I remember walking into a job interview in 2001 at a mid-sized enterprise software company.   Beautiful plaques describing the company’s core values hung from the wall -- in the reception lobby, in the meeting rooms -- seemingly everywhere I looked.  They were thoughtful and well written.  Unfortunately, as I learned after joining the company, they in no way reflected the actual values or behaviors of the company.
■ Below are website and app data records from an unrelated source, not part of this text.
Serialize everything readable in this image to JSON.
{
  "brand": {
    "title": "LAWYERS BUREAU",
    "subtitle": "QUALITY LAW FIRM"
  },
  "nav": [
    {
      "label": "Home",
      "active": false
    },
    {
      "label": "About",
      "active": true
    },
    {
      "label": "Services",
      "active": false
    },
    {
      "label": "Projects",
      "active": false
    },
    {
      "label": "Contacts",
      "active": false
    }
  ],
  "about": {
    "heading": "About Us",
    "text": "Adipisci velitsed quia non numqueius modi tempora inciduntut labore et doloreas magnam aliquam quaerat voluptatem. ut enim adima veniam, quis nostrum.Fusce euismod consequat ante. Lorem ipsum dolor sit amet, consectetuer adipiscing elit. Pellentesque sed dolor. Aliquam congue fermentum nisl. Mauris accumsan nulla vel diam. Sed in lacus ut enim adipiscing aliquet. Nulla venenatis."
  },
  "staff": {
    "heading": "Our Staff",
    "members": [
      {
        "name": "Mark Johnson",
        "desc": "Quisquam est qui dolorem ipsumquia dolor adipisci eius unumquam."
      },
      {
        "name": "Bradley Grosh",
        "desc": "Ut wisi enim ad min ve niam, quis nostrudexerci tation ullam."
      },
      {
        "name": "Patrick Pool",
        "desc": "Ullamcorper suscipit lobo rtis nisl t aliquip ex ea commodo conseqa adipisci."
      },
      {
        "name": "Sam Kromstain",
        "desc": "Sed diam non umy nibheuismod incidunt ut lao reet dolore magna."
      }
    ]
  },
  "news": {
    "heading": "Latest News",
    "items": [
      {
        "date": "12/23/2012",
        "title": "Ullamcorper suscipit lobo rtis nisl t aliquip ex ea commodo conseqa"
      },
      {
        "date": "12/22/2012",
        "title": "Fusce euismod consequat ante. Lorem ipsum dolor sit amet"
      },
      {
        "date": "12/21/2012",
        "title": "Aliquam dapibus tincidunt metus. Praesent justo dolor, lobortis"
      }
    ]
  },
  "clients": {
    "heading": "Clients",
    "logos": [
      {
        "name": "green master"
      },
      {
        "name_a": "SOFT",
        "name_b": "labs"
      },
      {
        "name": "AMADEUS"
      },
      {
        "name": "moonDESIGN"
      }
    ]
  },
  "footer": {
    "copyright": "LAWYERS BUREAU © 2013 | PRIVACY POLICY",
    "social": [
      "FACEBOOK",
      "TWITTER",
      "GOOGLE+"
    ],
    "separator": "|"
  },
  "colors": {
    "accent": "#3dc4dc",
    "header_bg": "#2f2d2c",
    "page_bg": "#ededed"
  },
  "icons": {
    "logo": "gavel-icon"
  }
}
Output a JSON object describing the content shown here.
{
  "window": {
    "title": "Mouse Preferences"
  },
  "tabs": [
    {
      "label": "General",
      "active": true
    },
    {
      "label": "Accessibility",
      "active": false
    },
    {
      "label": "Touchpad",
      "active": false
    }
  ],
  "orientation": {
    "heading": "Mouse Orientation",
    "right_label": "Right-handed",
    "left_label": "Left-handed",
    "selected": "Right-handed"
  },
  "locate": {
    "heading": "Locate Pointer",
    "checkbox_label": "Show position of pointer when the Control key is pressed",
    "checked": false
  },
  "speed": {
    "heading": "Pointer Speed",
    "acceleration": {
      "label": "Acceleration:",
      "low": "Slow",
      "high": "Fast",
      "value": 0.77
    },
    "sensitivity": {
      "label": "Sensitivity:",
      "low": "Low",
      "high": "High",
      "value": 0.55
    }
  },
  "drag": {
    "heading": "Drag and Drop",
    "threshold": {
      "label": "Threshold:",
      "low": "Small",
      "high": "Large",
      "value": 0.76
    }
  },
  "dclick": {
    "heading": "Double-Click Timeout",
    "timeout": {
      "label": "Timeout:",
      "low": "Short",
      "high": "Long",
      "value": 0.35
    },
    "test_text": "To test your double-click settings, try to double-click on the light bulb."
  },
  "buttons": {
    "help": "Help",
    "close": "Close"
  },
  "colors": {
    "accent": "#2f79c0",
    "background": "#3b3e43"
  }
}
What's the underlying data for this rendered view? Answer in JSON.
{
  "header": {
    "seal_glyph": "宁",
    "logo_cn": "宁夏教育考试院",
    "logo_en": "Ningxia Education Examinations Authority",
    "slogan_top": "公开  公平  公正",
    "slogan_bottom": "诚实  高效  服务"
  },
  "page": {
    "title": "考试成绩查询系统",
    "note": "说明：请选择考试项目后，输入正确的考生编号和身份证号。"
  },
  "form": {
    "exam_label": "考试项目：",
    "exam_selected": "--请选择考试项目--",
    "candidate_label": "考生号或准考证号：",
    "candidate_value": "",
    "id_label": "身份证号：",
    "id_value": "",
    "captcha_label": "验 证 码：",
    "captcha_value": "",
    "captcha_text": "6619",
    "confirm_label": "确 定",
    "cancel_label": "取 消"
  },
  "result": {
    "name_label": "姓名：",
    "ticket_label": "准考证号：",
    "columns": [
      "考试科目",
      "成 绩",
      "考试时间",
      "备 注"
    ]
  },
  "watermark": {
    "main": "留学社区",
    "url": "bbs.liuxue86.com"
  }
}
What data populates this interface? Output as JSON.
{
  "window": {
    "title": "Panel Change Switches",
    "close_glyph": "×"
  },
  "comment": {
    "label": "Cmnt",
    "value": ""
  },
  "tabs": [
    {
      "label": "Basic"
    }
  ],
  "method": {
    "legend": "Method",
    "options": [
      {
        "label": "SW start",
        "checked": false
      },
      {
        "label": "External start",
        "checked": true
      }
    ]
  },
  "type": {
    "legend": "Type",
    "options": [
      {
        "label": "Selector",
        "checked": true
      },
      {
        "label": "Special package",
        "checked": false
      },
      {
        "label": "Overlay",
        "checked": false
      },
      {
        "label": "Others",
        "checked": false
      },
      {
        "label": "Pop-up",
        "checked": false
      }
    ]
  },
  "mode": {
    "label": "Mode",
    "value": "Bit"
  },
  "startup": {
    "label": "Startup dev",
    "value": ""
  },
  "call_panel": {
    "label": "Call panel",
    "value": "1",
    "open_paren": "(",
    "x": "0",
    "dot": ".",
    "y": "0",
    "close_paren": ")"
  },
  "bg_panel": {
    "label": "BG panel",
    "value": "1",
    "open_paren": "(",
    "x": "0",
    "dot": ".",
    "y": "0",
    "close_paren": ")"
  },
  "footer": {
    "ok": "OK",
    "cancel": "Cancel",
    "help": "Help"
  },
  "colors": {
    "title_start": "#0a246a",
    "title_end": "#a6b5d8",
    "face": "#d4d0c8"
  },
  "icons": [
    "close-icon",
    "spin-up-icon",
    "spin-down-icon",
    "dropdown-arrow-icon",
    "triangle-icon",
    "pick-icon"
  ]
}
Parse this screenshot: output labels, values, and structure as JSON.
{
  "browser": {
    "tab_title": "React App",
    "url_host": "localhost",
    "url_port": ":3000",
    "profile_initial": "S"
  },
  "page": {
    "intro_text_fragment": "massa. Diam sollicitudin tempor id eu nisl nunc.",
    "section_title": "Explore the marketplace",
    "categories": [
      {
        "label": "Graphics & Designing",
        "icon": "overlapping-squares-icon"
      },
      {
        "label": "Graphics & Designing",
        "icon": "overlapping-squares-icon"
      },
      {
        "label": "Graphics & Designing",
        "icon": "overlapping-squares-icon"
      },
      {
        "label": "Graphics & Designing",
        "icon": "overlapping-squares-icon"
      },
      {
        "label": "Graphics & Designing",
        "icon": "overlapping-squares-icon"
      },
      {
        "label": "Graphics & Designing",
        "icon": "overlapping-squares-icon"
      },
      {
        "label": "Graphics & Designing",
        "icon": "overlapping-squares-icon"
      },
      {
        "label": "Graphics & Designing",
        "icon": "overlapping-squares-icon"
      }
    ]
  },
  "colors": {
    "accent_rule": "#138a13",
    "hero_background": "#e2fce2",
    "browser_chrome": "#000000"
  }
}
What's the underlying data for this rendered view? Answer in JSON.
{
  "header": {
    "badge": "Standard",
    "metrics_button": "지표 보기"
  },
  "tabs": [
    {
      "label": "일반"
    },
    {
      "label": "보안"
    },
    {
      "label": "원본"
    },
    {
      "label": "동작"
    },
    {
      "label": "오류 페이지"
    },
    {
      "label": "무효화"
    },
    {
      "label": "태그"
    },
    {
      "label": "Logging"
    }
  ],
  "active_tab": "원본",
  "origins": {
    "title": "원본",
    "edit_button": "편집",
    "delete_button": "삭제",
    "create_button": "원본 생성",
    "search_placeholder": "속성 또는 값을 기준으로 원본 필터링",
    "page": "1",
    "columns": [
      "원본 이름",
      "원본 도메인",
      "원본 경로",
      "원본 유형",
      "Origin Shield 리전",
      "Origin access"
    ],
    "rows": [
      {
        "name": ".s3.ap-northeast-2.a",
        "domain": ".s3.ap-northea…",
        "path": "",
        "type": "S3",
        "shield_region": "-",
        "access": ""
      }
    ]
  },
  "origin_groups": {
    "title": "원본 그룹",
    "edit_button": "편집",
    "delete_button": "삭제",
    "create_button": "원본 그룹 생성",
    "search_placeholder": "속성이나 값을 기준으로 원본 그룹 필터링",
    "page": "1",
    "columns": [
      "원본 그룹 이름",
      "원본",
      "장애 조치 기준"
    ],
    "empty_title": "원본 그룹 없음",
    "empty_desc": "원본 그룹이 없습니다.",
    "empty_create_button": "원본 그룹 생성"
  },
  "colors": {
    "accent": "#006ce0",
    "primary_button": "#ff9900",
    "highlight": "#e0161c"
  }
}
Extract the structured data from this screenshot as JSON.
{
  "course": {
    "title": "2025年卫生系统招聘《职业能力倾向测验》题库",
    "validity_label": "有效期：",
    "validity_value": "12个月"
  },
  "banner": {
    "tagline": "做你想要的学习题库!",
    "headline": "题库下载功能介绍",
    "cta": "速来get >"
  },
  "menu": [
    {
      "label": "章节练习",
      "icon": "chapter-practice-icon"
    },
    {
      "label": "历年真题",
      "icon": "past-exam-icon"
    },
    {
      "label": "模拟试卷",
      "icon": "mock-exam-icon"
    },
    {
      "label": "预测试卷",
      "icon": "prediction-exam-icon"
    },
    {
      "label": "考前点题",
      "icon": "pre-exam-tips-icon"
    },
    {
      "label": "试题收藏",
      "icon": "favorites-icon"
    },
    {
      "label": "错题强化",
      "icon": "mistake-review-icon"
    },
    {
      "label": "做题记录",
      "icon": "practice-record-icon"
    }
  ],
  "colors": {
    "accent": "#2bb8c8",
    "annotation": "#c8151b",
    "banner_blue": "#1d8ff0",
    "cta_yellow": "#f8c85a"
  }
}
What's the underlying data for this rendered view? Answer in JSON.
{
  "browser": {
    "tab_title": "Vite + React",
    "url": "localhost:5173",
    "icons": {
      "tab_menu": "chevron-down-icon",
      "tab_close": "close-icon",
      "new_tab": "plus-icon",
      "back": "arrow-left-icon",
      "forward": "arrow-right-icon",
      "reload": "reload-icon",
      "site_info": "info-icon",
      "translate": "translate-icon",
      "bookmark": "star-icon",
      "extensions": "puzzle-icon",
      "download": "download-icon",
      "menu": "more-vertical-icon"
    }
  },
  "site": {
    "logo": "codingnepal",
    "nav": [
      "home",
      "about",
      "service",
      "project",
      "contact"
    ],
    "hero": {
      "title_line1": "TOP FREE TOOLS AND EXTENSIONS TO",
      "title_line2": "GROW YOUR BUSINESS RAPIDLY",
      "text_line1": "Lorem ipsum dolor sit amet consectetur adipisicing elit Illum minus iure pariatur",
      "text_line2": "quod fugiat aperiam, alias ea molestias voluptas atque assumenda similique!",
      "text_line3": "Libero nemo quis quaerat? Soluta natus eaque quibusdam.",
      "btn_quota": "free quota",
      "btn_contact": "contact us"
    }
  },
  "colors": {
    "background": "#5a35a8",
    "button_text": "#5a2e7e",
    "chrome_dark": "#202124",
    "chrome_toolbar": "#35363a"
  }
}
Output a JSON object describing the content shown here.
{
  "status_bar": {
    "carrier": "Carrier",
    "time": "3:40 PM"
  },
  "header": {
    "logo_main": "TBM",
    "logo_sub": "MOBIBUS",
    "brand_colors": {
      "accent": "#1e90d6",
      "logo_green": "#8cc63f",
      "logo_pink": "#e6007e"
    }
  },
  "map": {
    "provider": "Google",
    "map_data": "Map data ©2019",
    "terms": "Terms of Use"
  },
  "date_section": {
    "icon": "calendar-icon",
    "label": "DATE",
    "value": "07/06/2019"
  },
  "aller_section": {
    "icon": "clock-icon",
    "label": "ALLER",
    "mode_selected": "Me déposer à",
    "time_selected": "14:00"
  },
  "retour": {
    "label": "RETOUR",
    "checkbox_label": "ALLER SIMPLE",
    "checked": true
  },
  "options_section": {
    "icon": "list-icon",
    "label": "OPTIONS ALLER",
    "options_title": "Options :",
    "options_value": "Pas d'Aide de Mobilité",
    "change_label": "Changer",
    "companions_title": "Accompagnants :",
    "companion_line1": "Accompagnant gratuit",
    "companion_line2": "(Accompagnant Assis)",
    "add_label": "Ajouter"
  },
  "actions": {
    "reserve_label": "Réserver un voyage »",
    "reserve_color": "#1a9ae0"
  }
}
Two years later, I joined a startup called Guidewire Software (now a multi-billion dollar public company), where I would stay for the next 12 years.  Building a high-integrity, high-quality culture was a passion of the six co-founders from the beginning.  They had core values in place before there was even a clear product direction (See section 1 of this presentation for a description of Guidewire’s core values).  Those values were reinforced by actions, and later by the business model.  With that bedrock, the company was able to grow for many years with a coherent culture and far less politics and tribalism than “normal”.  It was able to attract and retain great talent in a very un-sexy business (insurance transactional software) in Silicon Valley.  Most importantly, it created a place I was proud to go to work every day.  

It was a powerful lesson, and as I began my last job search, company culture was my #1 priority.

When I first met Sean (Ascend’s founder), just about the only things on the company website were his blog posts about Humility and Transparency.  That immediately signaled to me that this might be the right kind of place for me -- a signal that was confirmed over the course of many discussions during the interview process.  In the months since I’ve joined, the entire Ascend team has worked together to define a set of core values and behaviors that represent the organization we want -- moreover expect -- to be.  

While I’m proud of what we’ve defined, the most important work is in taking our values beyond a website and weaving them into our day to day (and then keeping them there as we grow!).  Why focus on this now?  It’s easy to have a strong de facto culture as a small company.  But then things start moving fast, the company grows, and if you aren’t intentional about it, you inevitably drift into becoming “just another company” with all of the normal politics, tribalism, etc.

One simple test of whether core values are practiced or are mere platitudes is if they are ever actually used by leadership to make decisions that weren’t purely in the company’s near-term self-interest.

I like that test.  We’re off to a good start at Ascend, with a healthy existing culture, an intentional focus on keeping the culture intact as we grow, and an agreed description of the culture and core values.  Now comes the hard part of continuing to live them every day and making sure they don’t wind up as platitudes on a plaque.  We look forward to the challenge ahead in proving that our values can stand the tests of time and scale.